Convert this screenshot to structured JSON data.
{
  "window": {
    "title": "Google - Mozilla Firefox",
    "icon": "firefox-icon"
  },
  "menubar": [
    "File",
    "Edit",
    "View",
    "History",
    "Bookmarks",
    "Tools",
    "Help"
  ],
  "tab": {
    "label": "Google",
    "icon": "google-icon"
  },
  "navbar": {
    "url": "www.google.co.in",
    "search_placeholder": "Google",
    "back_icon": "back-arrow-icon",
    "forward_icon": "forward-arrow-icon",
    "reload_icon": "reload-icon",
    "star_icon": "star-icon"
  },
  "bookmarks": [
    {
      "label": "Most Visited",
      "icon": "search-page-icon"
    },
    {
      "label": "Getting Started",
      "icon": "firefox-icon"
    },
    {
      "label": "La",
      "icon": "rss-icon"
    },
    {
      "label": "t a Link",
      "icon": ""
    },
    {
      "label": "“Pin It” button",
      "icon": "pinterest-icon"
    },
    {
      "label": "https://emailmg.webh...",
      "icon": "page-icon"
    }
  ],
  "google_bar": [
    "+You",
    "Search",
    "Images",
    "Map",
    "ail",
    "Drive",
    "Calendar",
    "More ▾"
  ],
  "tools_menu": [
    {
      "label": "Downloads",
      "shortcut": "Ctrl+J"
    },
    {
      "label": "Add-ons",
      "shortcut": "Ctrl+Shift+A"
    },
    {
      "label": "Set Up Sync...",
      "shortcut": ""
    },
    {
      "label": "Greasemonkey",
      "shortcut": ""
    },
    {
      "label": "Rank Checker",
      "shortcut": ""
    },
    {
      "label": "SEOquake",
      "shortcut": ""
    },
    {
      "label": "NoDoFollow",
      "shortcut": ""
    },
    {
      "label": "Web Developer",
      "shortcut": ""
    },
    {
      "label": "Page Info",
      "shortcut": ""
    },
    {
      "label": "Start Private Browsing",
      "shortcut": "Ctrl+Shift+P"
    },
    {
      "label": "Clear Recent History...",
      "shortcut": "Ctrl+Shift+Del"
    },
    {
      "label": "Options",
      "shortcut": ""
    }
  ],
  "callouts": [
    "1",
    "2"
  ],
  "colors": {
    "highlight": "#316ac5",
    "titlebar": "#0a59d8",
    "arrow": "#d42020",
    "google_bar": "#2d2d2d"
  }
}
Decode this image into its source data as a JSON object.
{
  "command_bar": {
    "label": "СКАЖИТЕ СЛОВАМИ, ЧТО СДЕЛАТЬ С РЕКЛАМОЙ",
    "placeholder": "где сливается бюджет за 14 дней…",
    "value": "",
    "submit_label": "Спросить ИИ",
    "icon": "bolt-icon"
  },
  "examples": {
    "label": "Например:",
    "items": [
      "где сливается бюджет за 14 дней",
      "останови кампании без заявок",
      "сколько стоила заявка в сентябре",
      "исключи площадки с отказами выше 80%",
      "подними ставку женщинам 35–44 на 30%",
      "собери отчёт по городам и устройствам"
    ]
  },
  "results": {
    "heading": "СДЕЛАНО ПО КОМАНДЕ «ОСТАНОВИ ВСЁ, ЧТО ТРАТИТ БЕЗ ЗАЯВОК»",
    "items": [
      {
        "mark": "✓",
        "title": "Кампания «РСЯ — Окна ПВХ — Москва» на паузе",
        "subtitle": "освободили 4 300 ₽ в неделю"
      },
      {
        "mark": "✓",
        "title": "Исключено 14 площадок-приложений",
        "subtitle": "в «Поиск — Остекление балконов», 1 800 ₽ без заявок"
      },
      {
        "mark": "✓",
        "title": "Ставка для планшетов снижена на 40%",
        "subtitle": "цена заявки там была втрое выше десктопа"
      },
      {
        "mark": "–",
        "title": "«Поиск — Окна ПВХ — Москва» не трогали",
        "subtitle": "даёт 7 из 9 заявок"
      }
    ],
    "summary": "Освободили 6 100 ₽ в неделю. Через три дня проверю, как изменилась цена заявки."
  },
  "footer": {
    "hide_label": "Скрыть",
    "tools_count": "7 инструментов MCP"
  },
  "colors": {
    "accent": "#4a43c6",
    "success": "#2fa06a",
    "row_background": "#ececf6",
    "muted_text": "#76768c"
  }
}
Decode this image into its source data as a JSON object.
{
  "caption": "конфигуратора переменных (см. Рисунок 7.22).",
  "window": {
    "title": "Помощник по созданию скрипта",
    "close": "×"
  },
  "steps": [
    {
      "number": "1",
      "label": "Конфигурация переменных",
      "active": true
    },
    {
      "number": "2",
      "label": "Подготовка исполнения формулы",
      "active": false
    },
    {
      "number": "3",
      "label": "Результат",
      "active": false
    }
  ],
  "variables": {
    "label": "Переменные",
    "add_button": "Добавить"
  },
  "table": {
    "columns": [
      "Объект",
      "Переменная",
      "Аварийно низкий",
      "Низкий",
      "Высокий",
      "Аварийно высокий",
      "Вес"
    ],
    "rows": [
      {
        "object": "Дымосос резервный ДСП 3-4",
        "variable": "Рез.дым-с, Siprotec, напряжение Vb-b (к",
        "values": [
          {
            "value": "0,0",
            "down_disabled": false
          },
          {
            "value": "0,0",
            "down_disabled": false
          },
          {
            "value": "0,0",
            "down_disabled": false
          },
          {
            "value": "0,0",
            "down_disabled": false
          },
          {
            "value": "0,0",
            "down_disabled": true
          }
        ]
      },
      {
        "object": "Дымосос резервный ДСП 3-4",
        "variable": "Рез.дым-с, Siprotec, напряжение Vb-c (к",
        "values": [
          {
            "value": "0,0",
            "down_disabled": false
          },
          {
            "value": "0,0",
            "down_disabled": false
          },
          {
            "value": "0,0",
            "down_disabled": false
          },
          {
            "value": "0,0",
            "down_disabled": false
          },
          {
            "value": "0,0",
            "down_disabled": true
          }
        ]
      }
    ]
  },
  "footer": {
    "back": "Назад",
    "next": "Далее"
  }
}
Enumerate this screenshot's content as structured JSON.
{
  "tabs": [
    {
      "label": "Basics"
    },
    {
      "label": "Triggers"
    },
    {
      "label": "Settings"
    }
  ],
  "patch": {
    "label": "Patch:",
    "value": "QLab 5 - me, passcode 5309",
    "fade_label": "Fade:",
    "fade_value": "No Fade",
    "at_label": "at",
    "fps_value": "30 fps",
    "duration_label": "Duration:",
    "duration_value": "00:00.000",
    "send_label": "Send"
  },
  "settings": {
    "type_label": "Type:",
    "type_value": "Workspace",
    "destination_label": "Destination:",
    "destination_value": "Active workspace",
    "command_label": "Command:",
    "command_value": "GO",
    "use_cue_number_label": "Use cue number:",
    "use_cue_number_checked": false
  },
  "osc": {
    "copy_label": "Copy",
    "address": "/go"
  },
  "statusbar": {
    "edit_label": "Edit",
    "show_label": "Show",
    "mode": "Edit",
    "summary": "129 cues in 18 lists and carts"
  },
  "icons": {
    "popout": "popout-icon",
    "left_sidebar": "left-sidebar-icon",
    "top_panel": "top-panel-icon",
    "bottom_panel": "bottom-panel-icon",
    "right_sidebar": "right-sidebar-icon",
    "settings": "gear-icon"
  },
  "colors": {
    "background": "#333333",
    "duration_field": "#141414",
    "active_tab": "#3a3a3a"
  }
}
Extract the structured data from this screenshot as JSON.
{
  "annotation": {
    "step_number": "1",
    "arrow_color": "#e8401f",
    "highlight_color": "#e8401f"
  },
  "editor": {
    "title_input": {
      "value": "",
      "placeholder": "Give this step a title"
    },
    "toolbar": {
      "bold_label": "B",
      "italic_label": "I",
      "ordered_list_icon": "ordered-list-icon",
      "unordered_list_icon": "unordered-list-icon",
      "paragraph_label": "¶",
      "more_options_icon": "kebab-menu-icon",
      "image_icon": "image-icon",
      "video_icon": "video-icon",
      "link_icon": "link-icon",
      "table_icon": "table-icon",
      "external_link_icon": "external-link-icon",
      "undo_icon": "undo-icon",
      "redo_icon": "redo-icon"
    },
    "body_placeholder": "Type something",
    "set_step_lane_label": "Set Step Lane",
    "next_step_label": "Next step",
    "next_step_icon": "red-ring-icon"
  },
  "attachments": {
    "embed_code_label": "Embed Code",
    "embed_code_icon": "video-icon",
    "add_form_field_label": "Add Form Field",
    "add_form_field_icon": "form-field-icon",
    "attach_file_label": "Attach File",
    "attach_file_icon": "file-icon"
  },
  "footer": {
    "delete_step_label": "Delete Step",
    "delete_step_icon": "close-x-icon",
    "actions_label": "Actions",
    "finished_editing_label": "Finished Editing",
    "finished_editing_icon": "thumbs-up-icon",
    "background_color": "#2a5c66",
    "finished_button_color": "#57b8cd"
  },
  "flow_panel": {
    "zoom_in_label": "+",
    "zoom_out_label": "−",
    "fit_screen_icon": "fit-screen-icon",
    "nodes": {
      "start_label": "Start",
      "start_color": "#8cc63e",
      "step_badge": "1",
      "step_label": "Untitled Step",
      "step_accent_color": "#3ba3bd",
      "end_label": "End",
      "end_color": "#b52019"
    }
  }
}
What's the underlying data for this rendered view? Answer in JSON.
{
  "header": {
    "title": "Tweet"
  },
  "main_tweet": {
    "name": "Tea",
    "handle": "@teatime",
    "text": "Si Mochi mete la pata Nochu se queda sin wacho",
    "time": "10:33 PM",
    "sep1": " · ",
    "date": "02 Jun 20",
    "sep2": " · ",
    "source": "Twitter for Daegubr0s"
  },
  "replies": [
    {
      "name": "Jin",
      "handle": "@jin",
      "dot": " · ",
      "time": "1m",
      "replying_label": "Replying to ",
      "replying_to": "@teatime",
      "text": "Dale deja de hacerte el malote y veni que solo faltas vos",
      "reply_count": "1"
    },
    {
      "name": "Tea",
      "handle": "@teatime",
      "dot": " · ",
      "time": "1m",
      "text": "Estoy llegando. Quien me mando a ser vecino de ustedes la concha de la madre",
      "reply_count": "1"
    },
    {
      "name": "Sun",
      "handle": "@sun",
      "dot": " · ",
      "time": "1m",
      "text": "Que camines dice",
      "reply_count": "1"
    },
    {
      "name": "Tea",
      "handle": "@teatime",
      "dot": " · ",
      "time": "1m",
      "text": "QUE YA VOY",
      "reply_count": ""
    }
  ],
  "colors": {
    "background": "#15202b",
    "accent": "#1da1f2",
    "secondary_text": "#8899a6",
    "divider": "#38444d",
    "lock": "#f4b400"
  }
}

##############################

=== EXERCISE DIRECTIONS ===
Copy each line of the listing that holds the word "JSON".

=== ANSWER BELOW ===
Convert this screenshot to structured JSON data.
Decode this image into its source data as a JSON object.
Decode this image into its source data as a JSON object.
Enumerate this screenshot's content as structured JSON.
Extract the structured data from this screenshot as JSON.
What's the underlying data for this rendered view? Answer in JSON.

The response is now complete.